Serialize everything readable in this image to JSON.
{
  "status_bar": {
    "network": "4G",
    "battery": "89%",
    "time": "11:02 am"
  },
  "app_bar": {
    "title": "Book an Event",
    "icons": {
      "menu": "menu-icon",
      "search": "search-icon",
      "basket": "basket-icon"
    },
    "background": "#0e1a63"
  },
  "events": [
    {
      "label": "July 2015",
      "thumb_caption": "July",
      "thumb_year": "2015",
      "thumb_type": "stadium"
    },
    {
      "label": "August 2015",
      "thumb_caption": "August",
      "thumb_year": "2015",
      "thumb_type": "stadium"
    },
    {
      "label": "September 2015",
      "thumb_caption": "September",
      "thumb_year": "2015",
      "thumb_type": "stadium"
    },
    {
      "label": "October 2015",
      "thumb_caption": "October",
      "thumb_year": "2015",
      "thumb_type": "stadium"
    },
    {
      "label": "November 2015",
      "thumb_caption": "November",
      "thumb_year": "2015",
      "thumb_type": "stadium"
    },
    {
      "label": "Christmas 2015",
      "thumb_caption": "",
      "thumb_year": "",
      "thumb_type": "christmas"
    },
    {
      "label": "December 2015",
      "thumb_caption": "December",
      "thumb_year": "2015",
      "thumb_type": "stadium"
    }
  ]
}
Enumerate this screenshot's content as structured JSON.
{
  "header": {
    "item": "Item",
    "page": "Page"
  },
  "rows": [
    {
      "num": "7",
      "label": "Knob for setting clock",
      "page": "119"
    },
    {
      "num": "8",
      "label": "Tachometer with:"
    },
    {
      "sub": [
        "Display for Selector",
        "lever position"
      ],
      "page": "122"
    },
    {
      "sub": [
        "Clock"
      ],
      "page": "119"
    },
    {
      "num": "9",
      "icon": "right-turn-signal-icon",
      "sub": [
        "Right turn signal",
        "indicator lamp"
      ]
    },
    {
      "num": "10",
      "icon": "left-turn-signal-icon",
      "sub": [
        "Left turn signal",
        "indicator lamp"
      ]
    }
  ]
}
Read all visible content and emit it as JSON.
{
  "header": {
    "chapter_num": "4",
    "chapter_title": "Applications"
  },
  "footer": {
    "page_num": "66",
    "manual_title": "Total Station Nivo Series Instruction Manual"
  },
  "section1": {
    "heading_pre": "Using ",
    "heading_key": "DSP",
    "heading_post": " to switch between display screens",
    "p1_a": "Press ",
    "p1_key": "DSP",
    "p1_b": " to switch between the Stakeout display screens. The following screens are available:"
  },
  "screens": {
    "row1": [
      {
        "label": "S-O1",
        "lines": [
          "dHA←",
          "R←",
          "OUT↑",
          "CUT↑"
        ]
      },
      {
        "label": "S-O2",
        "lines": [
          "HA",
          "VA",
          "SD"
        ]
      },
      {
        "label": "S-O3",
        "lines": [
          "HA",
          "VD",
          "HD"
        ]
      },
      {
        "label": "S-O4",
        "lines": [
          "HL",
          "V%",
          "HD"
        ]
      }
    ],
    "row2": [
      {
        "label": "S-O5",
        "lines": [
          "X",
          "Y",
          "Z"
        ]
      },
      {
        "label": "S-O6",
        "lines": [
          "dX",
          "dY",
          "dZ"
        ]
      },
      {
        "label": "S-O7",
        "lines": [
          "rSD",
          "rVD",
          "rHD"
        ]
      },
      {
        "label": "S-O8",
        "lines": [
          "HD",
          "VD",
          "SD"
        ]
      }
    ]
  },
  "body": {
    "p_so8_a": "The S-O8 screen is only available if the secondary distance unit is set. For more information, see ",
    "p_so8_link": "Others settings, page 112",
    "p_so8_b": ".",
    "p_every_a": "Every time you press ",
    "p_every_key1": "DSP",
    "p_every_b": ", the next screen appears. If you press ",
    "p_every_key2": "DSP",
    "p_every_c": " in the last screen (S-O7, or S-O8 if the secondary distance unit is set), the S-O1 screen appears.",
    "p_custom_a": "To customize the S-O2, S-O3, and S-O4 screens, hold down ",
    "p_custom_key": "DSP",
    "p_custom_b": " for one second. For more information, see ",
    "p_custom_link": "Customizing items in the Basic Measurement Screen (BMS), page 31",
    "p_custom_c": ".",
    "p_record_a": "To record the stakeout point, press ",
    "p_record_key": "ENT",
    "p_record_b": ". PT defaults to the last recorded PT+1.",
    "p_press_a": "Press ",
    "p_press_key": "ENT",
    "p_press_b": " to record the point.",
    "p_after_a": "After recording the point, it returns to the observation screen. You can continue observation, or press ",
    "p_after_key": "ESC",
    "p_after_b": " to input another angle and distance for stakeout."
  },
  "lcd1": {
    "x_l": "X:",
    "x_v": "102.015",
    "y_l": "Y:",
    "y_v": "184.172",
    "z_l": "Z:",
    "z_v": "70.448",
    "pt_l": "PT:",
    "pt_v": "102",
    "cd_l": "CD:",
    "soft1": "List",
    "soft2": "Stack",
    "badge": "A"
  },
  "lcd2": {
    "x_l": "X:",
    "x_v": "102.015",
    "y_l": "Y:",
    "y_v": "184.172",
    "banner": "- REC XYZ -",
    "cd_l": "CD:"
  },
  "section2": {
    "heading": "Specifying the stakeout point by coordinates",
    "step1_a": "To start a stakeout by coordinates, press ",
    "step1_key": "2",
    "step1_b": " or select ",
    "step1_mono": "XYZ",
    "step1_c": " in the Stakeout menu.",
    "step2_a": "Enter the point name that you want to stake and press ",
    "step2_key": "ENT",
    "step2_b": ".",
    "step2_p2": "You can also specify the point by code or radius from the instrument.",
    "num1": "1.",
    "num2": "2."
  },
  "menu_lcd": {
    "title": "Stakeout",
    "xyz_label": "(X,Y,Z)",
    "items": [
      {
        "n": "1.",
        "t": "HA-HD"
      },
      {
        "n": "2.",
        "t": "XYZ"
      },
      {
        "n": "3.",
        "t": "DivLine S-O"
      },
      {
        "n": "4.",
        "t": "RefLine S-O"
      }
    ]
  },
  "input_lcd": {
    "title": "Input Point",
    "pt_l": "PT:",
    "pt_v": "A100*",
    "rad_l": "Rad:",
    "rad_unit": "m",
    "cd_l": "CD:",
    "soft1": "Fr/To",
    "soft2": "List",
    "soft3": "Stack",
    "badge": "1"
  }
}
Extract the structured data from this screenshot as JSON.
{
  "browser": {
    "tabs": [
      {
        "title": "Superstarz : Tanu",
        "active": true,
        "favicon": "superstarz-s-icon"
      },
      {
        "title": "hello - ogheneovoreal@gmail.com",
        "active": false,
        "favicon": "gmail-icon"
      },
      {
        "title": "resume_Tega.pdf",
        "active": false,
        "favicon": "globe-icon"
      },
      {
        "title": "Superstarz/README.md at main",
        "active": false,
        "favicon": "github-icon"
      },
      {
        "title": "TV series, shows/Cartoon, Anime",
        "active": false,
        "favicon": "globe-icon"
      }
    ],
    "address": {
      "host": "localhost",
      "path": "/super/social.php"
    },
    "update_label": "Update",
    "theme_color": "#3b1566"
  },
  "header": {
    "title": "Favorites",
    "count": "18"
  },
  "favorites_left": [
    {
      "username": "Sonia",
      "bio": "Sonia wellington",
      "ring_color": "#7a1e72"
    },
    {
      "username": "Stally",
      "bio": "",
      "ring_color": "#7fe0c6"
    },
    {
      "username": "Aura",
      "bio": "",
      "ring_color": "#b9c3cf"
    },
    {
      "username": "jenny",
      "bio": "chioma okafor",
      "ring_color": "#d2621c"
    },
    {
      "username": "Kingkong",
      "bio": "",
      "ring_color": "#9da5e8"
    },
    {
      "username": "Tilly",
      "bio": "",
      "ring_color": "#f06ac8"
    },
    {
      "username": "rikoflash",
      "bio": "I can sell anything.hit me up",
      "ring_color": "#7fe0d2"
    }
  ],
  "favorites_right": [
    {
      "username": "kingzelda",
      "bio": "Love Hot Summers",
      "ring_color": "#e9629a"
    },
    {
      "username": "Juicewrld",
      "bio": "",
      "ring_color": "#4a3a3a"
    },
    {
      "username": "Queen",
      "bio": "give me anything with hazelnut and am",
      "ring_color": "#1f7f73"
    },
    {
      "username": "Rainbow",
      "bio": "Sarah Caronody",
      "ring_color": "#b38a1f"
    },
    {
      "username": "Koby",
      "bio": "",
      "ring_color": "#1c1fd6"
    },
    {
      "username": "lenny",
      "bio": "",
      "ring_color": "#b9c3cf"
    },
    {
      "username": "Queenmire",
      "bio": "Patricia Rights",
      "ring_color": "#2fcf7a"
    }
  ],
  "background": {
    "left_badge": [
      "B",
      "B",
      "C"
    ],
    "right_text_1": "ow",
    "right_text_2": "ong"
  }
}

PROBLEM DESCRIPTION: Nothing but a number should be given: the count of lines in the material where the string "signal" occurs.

ANSWER SECTION: 4